11:00 - 20 September 2003
Tv cameras have captured the agonising moment when a 350lb bull shark attacked a man convinced yoga would protect him from one of nature's most dangerous predators. The shark's razor-sharp teeth tore a chunk out of scientist Erich Ritter's leg as he stood in waters off a Bahamian beach that had been heavily baited with fish parts, it was revealed yesterday.
He suffered massive blood loss before being attended by first aiders and flown to hospital in West Palm Beach, Florida for treatment in intensive care.
The Discovery Channel will broadcast the incident on Sunday next week, claiming it as the first TV footage of a shark attack on a human being.
They say his brush with death has provided a unique insight into how and why different breeds of shark bite.
Dr Ritter's terrifying ordeal was filmed from above and below the water as he stood bare-legged in the shallows trying to attract sharks for a scientific study.
He had persuaded himself that special breathing techniques would safeguard him from an attack.
He practised yoga to reduce his heartbeat when swimming with sharks to make them believe he was a fellow predator and not prey.
Before the attack, he claimed that because of his ability to understand the sharks' body language he had never even been "nipped".
But the 43-year-old behavioural scientist badly miscalculated when a remora, a semi-parasitical fish associated with sharks, swam between his legs in search of shelter.
One of the sharks pursuing the remora missed the fish in the low visibility and sank its teeth deep into his left calf.
Dr Ritter, who spent six weeks in hospital, admitted he was lucky to be alive.
"When my conscious mind finally kicked in, I had the impression everything had slowed down around me. The pain was excruciating, but there was something else.
"I was not angry, upset or anything like that, but I just understood what had happened, and what had to be done," said Dr Ritter.
"On my way to the hospital I started to get cold, and I felt disconnected to what had happened to me. Then I found some form of peace and acceptance that I may die."
The two-hour documentary, Anatomy of a Shark Bite, sets out to discover whether all species of shark bite the same way and examines the amazing strength of the shark's powerful jaws.
Dr Ritter was bitten while carrying out research on the island of Walker's Cay, famous for its large population of sharks.
Unless provoked, the bull sharks of Walker's Cay are generally placid and conservationists have even used them as evidence that sharks are not the indiscriminate killers many people suppose.

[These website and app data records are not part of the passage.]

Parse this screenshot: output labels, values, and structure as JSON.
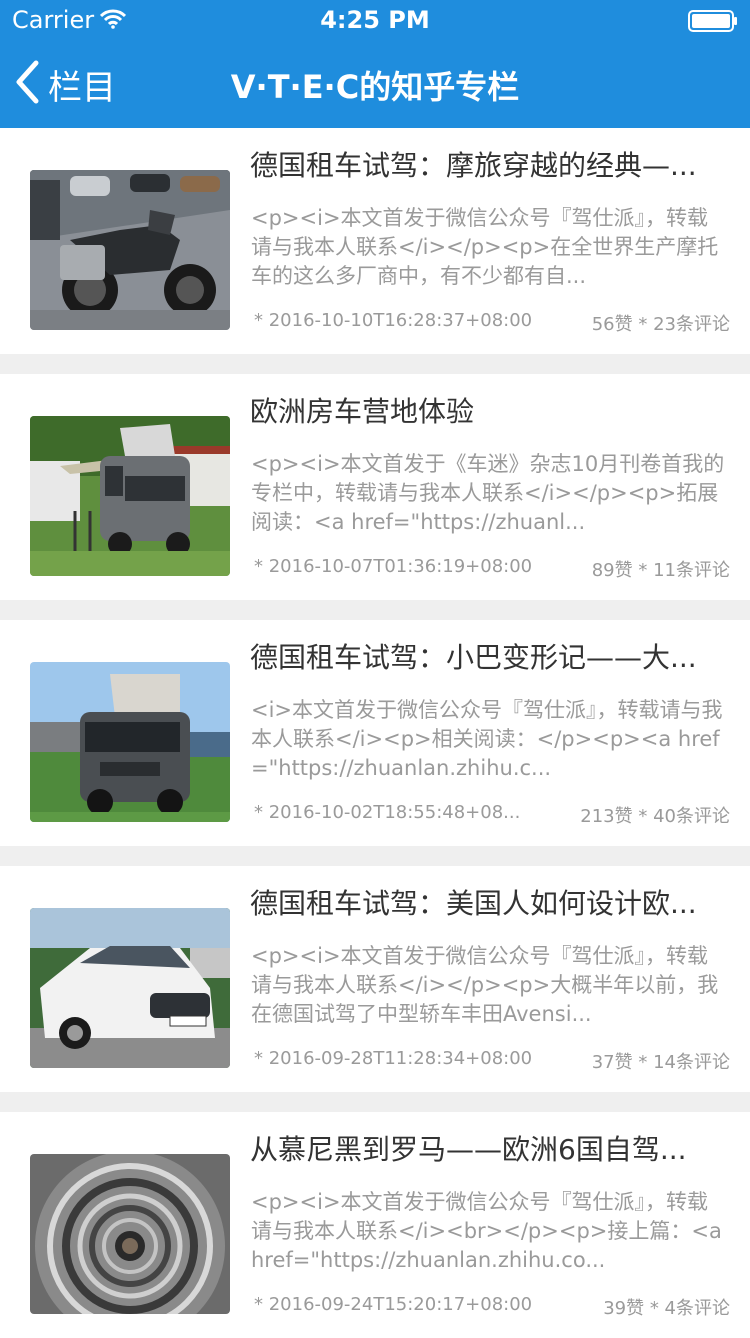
{
  "status_bar": {
    "carrier": "Carrier",
    "time": "4:25 PM"
  },
  "nav": {
    "back_label": "栏目",
    "title": "V·T·E·C的知乎专栏"
  },
  "colors": {
    "header_bg": "#1f8ddd",
    "title_text": "#333333",
    "secondary_text": "#9a9a9a"
  },
  "articles": [
    {
      "title": "德国租车试驾：摩旅穿越的经典—...",
      "excerpt": "<p><i>本文首发于微信公众号『驾仕派』，转载请与我本人联系</i></p><p>在全世界生产摩托车的这么多厂商中，有不少都有自...",
      "date": "* 2016-10-10T16:28:37+08:00",
      "stats": "56赞 * 23条评论",
      "image": "motorcycle"
    },
    {
      "title": "欧洲房车营地体验",
      "excerpt": "<p><i>本文首发于《车迷》杂志10月刊卷首我的专栏中，转载请与我本人联系</i></p><p>拓展阅读：<a href=\"https://zhuanl...",
      "date": "* 2016-10-07T01:36:19+08:00",
      "stats": "89赞 * 11条评论",
      "image": "camper-van"
    },
    {
      "title": "德国租车试驾：小巴变形记——大...",
      "excerpt": "<i>本文首发于微信公众号『驾仕派』，转载请与我本人联系</i><p>相关阅读：</p><p><a href=\"https://zhuanlan.zhihu.c...",
      "date": "* 2016-10-02T18:55:48+08...",
      "stats": "213赞 * 40条评论",
      "image": "camper-van-dark"
    },
    {
      "title": "德国租车试驾：美国人如何设计欧...",
      "excerpt": "<p><i>本文首发于微信公众号『驾仕派』，转载请与我本人联系</i></p><p>大概半年以前，我在德国试驾了中型轿车丰田Avensi...",
      "date": "* 2016-09-28T11:28:34+08:00",
      "stats": "37赞 * 14条评论",
      "image": "white-sedan"
    },
    {
      "title": "从慕尼黑到罗马——欧洲6国自驾...",
      "excerpt": "<p><i>本文首发于微信公众号『驾仕派』，转载请与我本人联系</i><br></p><p>接上篇：<a href=\"https://zhuanlan.zhihu.co...",
      "date": "* 2016-09-24T15:20:17+08:00",
      "stats": "39赞 * 4条评论",
      "image": "spiral-staircase"
    }
  ]
}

The documentary is being screened on 'Shark Sunday', when the Discovery Channel is also showing Great Whites Down Under (8am), Ancient Sharks (5pm), Top Ten Shark Encounters (6pm) and Air Jaws 2 (8pm).